Although HCV infection was the main cause of HCC in Japan contributing 70% over two decades after its first cloning in 1989, it was markedly decreased to 49% in 2013 and expected to decrease continuously. Based on blood donor national database, the new incident cases were 0.4/100,000 person-years, the prevalence was 0.13% and the total number was 890,902-1,302,179 in 2015. Establishment of blood donor screening with anti-HCV measurement and nucleic acid test introduced by Japanese Red Cross as pioneer, high-level medical and surgical care, and the government's policy under the Basic Act on Hepatitis Control have changed its epidemiology and outbreak trend and also enforced the disruption of potential transmission cascades. HCV prevalence among the younger generation was extremely low in all regions, and the predominant age for HCC has shifted to over 60 years old population. Considering such changes, HCV induced HCC occurrence is supposed to be ultimately suppressed in the near future. However, taking into account society changes, regulating intravenous drugs users and monitoring high-risk groups such as tattoos, and men who have sex with men are indeed required in Japan. Understanding the epidemiological changes in HCV is important in assigning, modifying, and designating effective response systems. Selective or national action plans, strategic approaches, and cooperation between government sectors have a positive impact on HCV prevention and control. A dramatic decrease in total number of HCV carriers, increase in number of people treated with highly effective DAA, and subsequent high SVR indicates Japan might achieve WHO's target of HCV elimination by 2030.

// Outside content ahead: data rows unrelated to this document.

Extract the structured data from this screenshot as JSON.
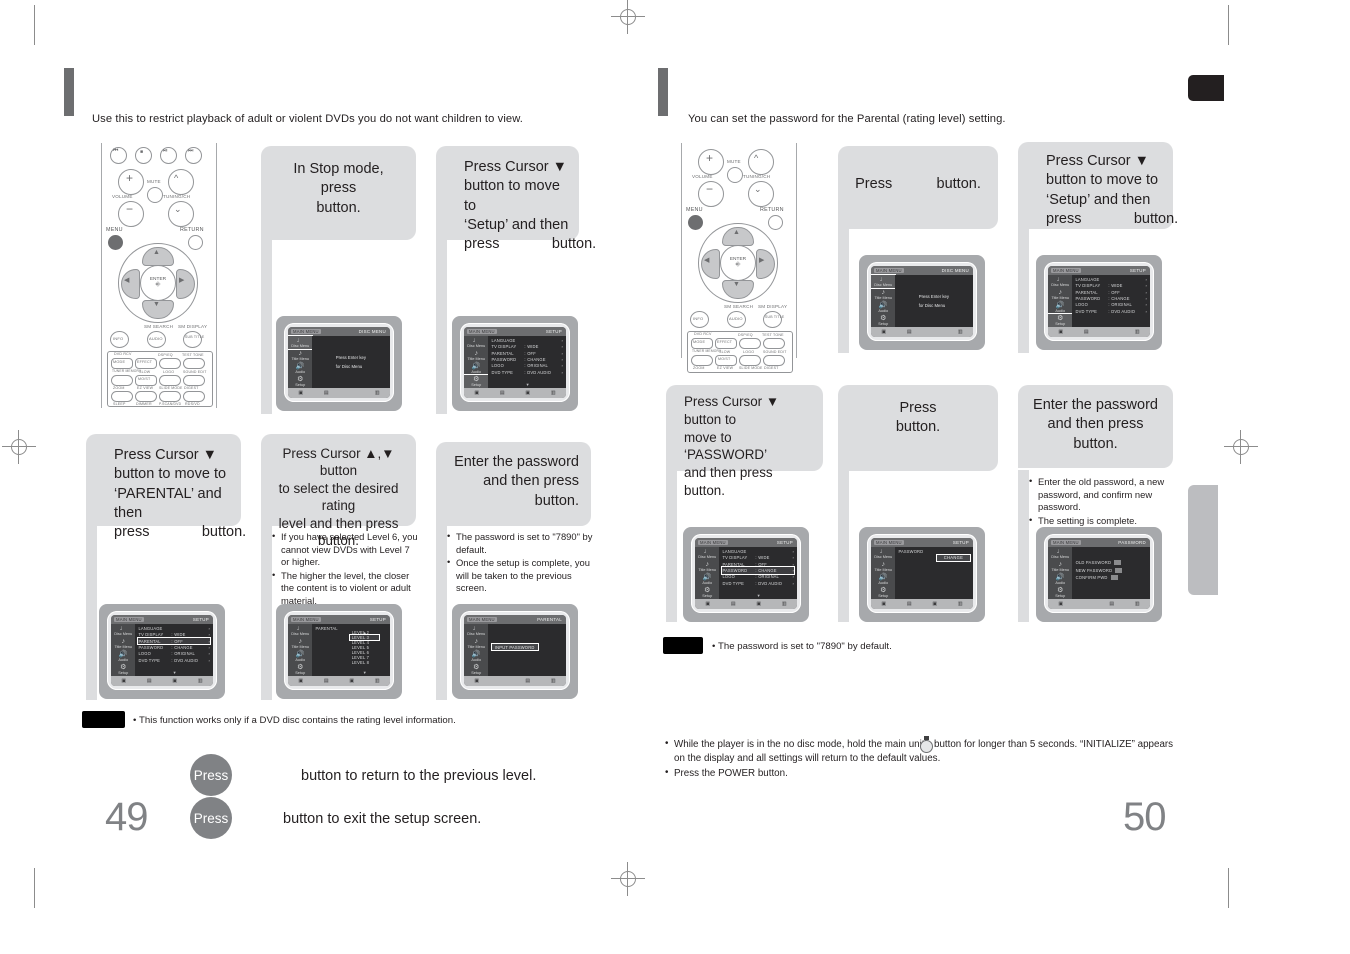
{
  "document": {
    "left_page_number": "49",
    "right_page_number": "50"
  },
  "left_page": {
    "intro": "Use this to restrict playback of adult or violent DVDs you do not want children to view.",
    "steps": [
      {
        "id": "step1",
        "lines": [
          "In Stop mode,",
          "press",
          "button."
        ],
        "screen": {
          "title_left": "MAIN MENU",
          "title_right": "DISC MENU",
          "sidebar": [
            "Disc Menu",
            "Title Menu",
            "Audio",
            "Setup"
          ],
          "selected_sidebar": "Disc Menu",
          "center_text": [
            "Press Enter key",
            "for Disc Menu"
          ]
        }
      },
      {
        "id": "step2",
        "lines": [
          "Press Cursor ▼",
          "button to move to",
          "‘Setup’ and then",
          "press             button."
        ],
        "screen": {
          "title_left": "MAIN MENU",
          "title_right": "SETUP",
          "sidebar": [
            "Disc Menu",
            "Title Menu",
            "Audio",
            "Setup"
          ],
          "selected_sidebar": "Setup",
          "rows": [
            {
              "name": "LANGUAGE",
              "value": "",
              "arrow": "›"
            },
            {
              "name": "TV  DISPLAY",
              "value": "WIDE",
              "arrow": "›"
            },
            {
              "name": "PARENTAL",
              "value": "OFF",
              "arrow": "›"
            },
            {
              "name": "PASSWORD",
              "value": "CHANGE",
              "arrow": "›"
            },
            {
              "name": "LOGO",
              "value": "ORIGINAL",
              "arrow": "›"
            },
            {
              "name": "DVD TYPE",
              "value": "DVD AUDIO",
              "arrow": "›"
            }
          ],
          "highlighted_row": -1
        }
      },
      {
        "id": "step3",
        "lines": [
          "Press Cursor ▼",
          "button to move to",
          "‘PARENTAL’ and then",
          "press             button."
        ],
        "screen": {
          "title_left": "MAIN MENU",
          "title_right": "SETUP",
          "sidebar": [
            "Disc Menu",
            "Title Menu",
            "Audio",
            "Setup"
          ],
          "rows": [
            {
              "name": "LANGUAGE",
              "value": "",
              "arrow": "›"
            },
            {
              "name": "TV  DISPLAY",
              "value": "WIDE",
              "arrow": "›"
            },
            {
              "name": "PARENTAL",
              "value": "OFF",
              "arrow": "›"
            },
            {
              "name": "PASSWORD",
              "value": "CHANGE",
              "arrow": "›"
            },
            {
              "name": "LOGO",
              "value": "ORIGINAL",
              "arrow": "›"
            },
            {
              "name": "DVD TYPE",
              "value": "DVD AUDIO",
              "arrow": "›"
            }
          ],
          "highlighted_row": 2
        }
      },
      {
        "id": "step4",
        "lines": [
          "Press Cursor ▲,▼ button",
          "to select the desired rating",
          "level and then press",
          "button."
        ],
        "notes": [
          "If you have selected Level 6, you cannot view DVDs with Level 7 or higher.",
          "The higher the level, the closer the content is to violent or adult material."
        ],
        "screen": {
          "title_left": "MAIN MENU",
          "title_right": "SETUP",
          "sidebar": [
            "Disc Menu",
            "Title Menu",
            "Audio",
            "Setup"
          ],
          "label": "PARENTAL",
          "levels": [
            "LEVEL 2",
            "LEVEL 3",
            "LEVEL 4",
            "LEVEL 5",
            "LEVEL 6",
            "LEVEL 7",
            "LEVEL 8"
          ],
          "highlighted_level": 1
        }
      },
      {
        "id": "step5",
        "lines": [
          "Enter the password",
          "and then press",
          "button."
        ],
        "notes": [
          "The password is set to \"7890\" by default.",
          "Once the setup is complete, you will be taken to the previous screen."
        ],
        "screen": {
          "title_left": "MAIN MENU",
          "title_right": "PARENTAL",
          "sidebar": [
            "Disc Menu",
            "Title Menu",
            "Audio",
            "Setup"
          ],
          "input_label": "INPUT PASSWORD"
        }
      }
    ],
    "note": {
      "chip_label": "NOTE",
      "text": "This function works only if a DVD disc contains the rating level information."
    },
    "footer": [
      {
        "press_label": "Press",
        "text": "button to return to the previous level."
      },
      {
        "press_label": "Press",
        "text": "button to exit the setup screen."
      }
    ]
  },
  "right_page": {
    "intro": "You can set the password for the Parental (rating level) setting.",
    "steps": [
      {
        "id": "rstep1",
        "lines": [
          "Press           button."
        ],
        "screen": {
          "title_left": "MAIN MENU",
          "title_right": "DISC MENU",
          "sidebar": [
            "Disc Menu",
            "Title Menu",
            "Audio",
            "Setup"
          ],
          "selected_sidebar": "Disc Menu",
          "center_text": [
            "Press Enter key",
            "for Disc Menu"
          ]
        }
      },
      {
        "id": "rstep2",
        "lines": [
          "Press Cursor ▼",
          "button to move to",
          "‘Setup’ and then",
          "press             button."
        ],
        "screen": {
          "title_left": "MAIN MENU",
          "title_right": "SETUP",
          "sidebar": [
            "Disc Menu",
            "Title Menu",
            "Audio",
            "Setup"
          ],
          "selected_sidebar": "Setup",
          "rows": [
            {
              "name": "LANGUAGE",
              "value": "",
              "arrow": "›"
            },
            {
              "name": "TV  DISPLAY",
              "value": "WIDE",
              "arrow": "›"
            },
            {
              "name": "PARENTAL",
              "value": "OFF",
              "arrow": "›"
            },
            {
              "name": "PASSWORD",
              "value": "CHANGE",
              "arrow": "›"
            },
            {
              "name": "LOGO",
              "value": "ORIGINAL",
              "arrow": "›"
            },
            {
              "name": "DVD TYPE",
              "value": "DVD AUDIO",
              "arrow": "›"
            }
          ],
          "highlighted_row": -1
        }
      },
      {
        "id": "rstep3",
        "lines": [
          "Press Cursor ▼ button to",
          "move to ‘PASSWORD’",
          "and then press",
          "button."
        ],
        "screen": {
          "title_left": "MAIN MENU",
          "title_right": "SETUP",
          "sidebar": [
            "Disc Menu",
            "Title Menu",
            "Audio",
            "Setup"
          ],
          "rows": [
            {
              "name": "LANGUAGE",
              "value": "",
              "arrow": "›"
            },
            {
              "name": "TV  DISPLAY",
              "value": "WIDE",
              "arrow": "›"
            },
            {
              "name": "PARENTAL",
              "value": "OFF",
              "arrow": "›"
            },
            {
              "name": "PASSWORD",
              "value": "CHANGE",
              "arrow": "›"
            },
            {
              "name": "LOGO",
              "value": "ORIGINAL",
              "arrow": "›"
            },
            {
              "name": "DVD TYPE",
              "value": "DVD AUDIO",
              "arrow": "›"
            }
          ],
          "highlighted_row": 3
        }
      },
      {
        "id": "rstep4",
        "lines": [
          "Press",
          "button."
        ],
        "screen": {
          "title_left": "MAIN MENU",
          "title_right": "SETUP",
          "sidebar": [
            "Disc Menu",
            "Title Menu",
            "Audio",
            "Setup"
          ],
          "label": "PASSWORD",
          "change_value": "CHANGE"
        }
      },
      {
        "id": "rstep5",
        "lines": [
          "Enter the password",
          "and then press",
          "button."
        ],
        "notes": [
          "Enter the old password, a new password, and confirm new password.",
          "The setting is complete."
        ],
        "screen": {
          "title_left": "MAIN MENU",
          "title_right": "PASSWORD",
          "sidebar": [
            "Disc Menu",
            "Title Menu",
            "Audio",
            "Setup"
          ],
          "fields": [
            "OLD PASSWORD",
            "NEW PASSWORD",
            "CONFIRM PWD"
          ]
        }
      }
    ],
    "note": {
      "chip_label": "NOTE",
      "text": "The password is set to \"7890\" by default."
    },
    "bottom_notes": [
      "While the player is in the no disc mode, hold the main unit's        button for longer than 5 seconds. “INITIALIZE” appears on the display and all settings will return to the default values.",
      "Press the POWER button."
    ]
  },
  "remote": {
    "labels": {
      "volume": "VOLUME",
      "mute": "MUTE",
      "tuning": "TUNING/CH",
      "menu": "MENU",
      "return": "RETURN",
      "enter": "ENTER",
      "sm_search": "SM SEARCH",
      "sm_display": "SM DISPLAY",
      "info": "INFO",
      "audio": "AUDIO",
      "subtitle": "SUB TITLE",
      "mode": "MODE",
      "effect": "EFFECT",
      "dimmer_top": "DSP/EQ",
      "test_tone": "TEST TONE",
      "tuner_memory": "TUNER MEMORY",
      "slow": "SLOW",
      "logo": "LOGO",
      "sound_edit": "SOUND EDIT",
      "movet": "MO/ST",
      "zoom": "ZOOM",
      "ez_view": "EZ VIEW",
      "slide_mode": "SLIDE MODE",
      "digest": "DIGEST",
      "sleep": "SLEEP",
      "dimmer": "DIMMER",
      "p_scan": "P.SCAN/DVD",
      "dvd_rcv": "RDS/VD",
      "select": "SELECT",
      "dvd_rcv_group": "DVD RCV"
    }
  },
  "colors": {
    "balloon_bg": "#dcdddf",
    "section_bar": "#6d6e70",
    "page_number": "#808285",
    "press_circle": "#808285",
    "tab_black": "#231f20",
    "tab_gray": "#bcbdc0"
  }
}
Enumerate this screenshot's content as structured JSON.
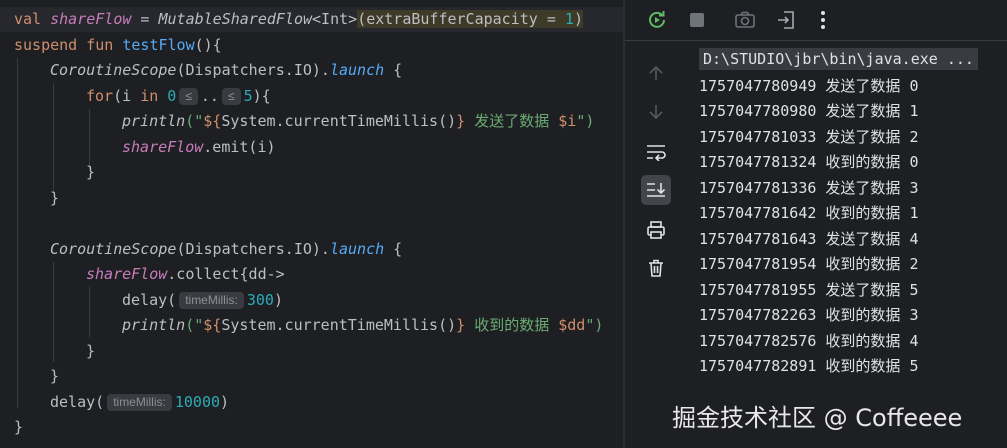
{
  "editor": {
    "line1": {
      "val": "val ",
      "name": "shareFlow",
      "eq": " = ",
      "cls": "MutableSharedFlow",
      "gen": "<Int>",
      "open": "(",
      "param": "extraBufferCapacity = ",
      "num": "1",
      "close": ")"
    },
    "line2": {
      "kw1": "suspend fun ",
      "fn": "testFlow",
      "rest": "(){"
    },
    "line3": {
      "cls": "CoroutineScope",
      "args": "(Dispatchers.IO).",
      "ext": "launch",
      "rest": " {"
    },
    "line4": {
      "kw": "for",
      "a": "(i ",
      "in": "in ",
      "n0": "0",
      "hint1": "≤",
      "dots": "..",
      "hint2": "≤",
      "n5": "5",
      "rest": "){"
    },
    "line5": {
      "fn": "println",
      "a": "(\"",
      "t1": "${",
      "call": "System.currentTimeMillis()",
      "t2": "}",
      "s": " 发送了数据 ",
      "var": "$i",
      "end": "\")"
    },
    "line6": {
      "name": "shareFlow",
      "rest": ".emit(i)"
    },
    "line7": {
      "text": "}"
    },
    "line8": {
      "text": "}"
    },
    "line10": {
      "cls": "CoroutineScope",
      "args": "(Dispatchers.IO).",
      "ext": "launch",
      "rest": " {"
    },
    "line11": {
      "name": "shareFlow",
      "rest": ".collect{dd->"
    },
    "line12": {
      "fn": "delay(",
      "hint": "timeMillis:",
      "num": "300",
      "end": ")"
    },
    "line13": {
      "fn": "println",
      "a": "(\"",
      "t1": "${",
      "call": "System.currentTimeMillis()",
      "t2": "}",
      "s": " 收到的数据 ",
      "var": "$dd",
      "end": "\")"
    },
    "line14": {
      "text": "}"
    },
    "line15": {
      "text": "}"
    },
    "line16": {
      "fn": "delay(",
      "hint": "timeMillis:",
      "num": "10000",
      "end": ")"
    },
    "line17": {
      "text": "}"
    }
  },
  "run_panel": {
    "command": "D:\\STUDIO\\jbr\\bin\\java.exe ...",
    "output": [
      "1757047780949 发送了数据 0",
      "1757047780980 发送了数据 1",
      "1757047781033 发送了数据 2",
      "1757047781324 收到的数据 0",
      "1757047781336 发送了数据 3",
      "1757047781642 收到的数据 1",
      "1757047781643 发送了数据 4",
      "1757047781954 收到的数据 2",
      "1757047781955 发送了数据 5",
      "1757047782263 收到的数据 3",
      "1757047782576 收到的数据 4",
      "1757047782891 收到的数据 5"
    ],
    "toolbar_icons": [
      "rerun-icon",
      "stop-icon",
      "camera-icon",
      "exit-icon",
      "more-icon"
    ],
    "sidebar_icons": [
      "arrow-up-icon",
      "arrow-down-icon",
      "soft-wrap-icon",
      "scroll-to-end-icon",
      "print-icon",
      "trash-icon"
    ]
  },
  "watermark": "掘金技术社区 @ Coffeeee",
  "colors": {
    "background": "#1e1f22",
    "keyword": "#cf8e6d",
    "function": "#56a8f5",
    "string": "#6aab73",
    "number": "#2aacb8",
    "property": "#c77dbb",
    "run_icon": "#5fb865"
  }
}
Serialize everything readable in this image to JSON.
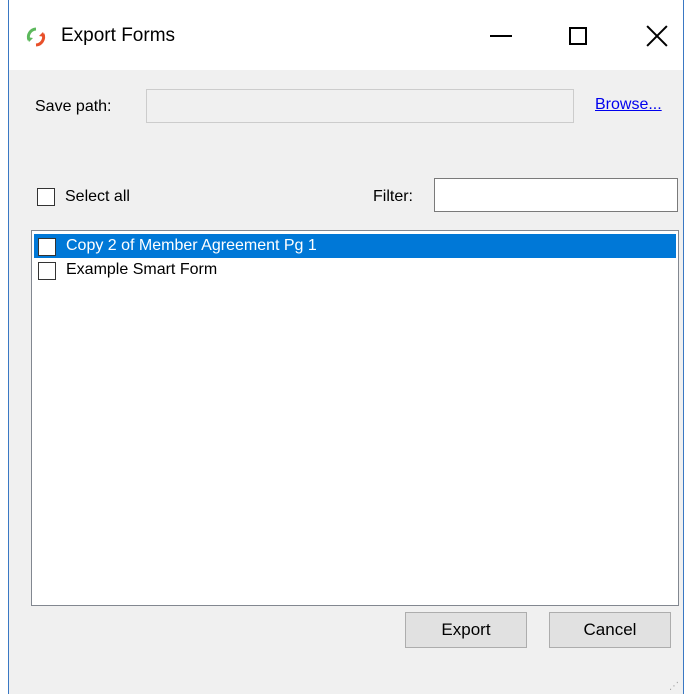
{
  "window": {
    "title": "Export Forms",
    "icon": "refresh-arrows-icon",
    "controls": [
      "minimize-icon",
      "maximize-icon",
      "close-icon"
    ]
  },
  "save_path": {
    "label": "Save path:",
    "value": "",
    "browse_label": "Browse..."
  },
  "select_all": {
    "label": "Select all",
    "checked": false
  },
  "filter": {
    "label": "Filter:",
    "value": ""
  },
  "forms": [
    {
      "label": "Copy 2 of Member Agreement Pg 1",
      "checked": false,
      "selected": true
    },
    {
      "label": "Example Smart Form",
      "checked": false,
      "selected": false
    }
  ],
  "buttons": {
    "export_label": "Export",
    "cancel_label": "Cancel"
  },
  "colors": {
    "selection": "#0078d7",
    "link": "#0000ee",
    "dialog_bg": "#f0f0f0",
    "border_accent": "#3a78c3"
  }
}
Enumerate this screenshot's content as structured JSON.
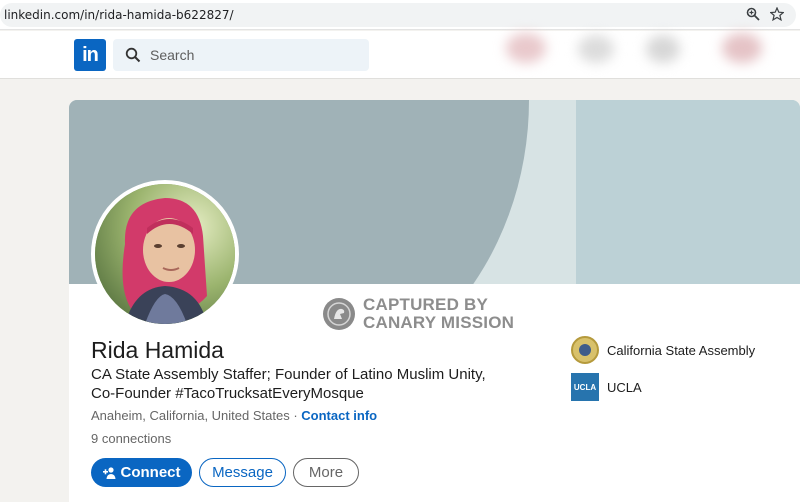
{
  "browser": {
    "url": "linkedin.com/in/rida-hamida-b622827/",
    "icons": [
      "zoom-icon",
      "star-icon"
    ]
  },
  "nav": {
    "logo_text": "in",
    "search_placeholder": "Search"
  },
  "watermark": {
    "line1": "CAPTURED BY",
    "line2": "CANARY MISSION"
  },
  "profile": {
    "name": "Rida Hamida",
    "headline": "CA State Assembly Staffer; Founder of Latino Muslim Unity, Co-Founder #TacoTrucksatEveryMosque",
    "location": "Anaheim, California, United States",
    "separator": " · ",
    "contact_info": "Contact info",
    "connections_count": "9",
    "connections_label": " connections"
  },
  "actions": {
    "connect": "Connect",
    "message": "Message",
    "more": "More"
  },
  "orgs": [
    {
      "label": "California State Assembly",
      "icon": "assembly-seal-icon"
    },
    {
      "label": "UCLA",
      "icon": "ucla-logo-icon",
      "logo_text": "UCLA"
    }
  ],
  "colors": {
    "brand": "#0a66c2",
    "page_bg": "#f3f2ef"
  }
}
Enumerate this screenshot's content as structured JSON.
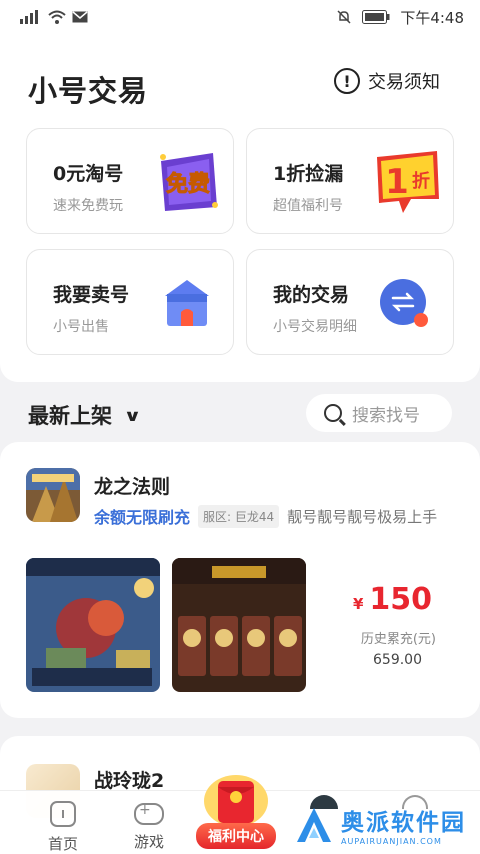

Keywords: Japan; countermeasure; disease burden; elimination.
2021, National Center for Global Health and Medicine.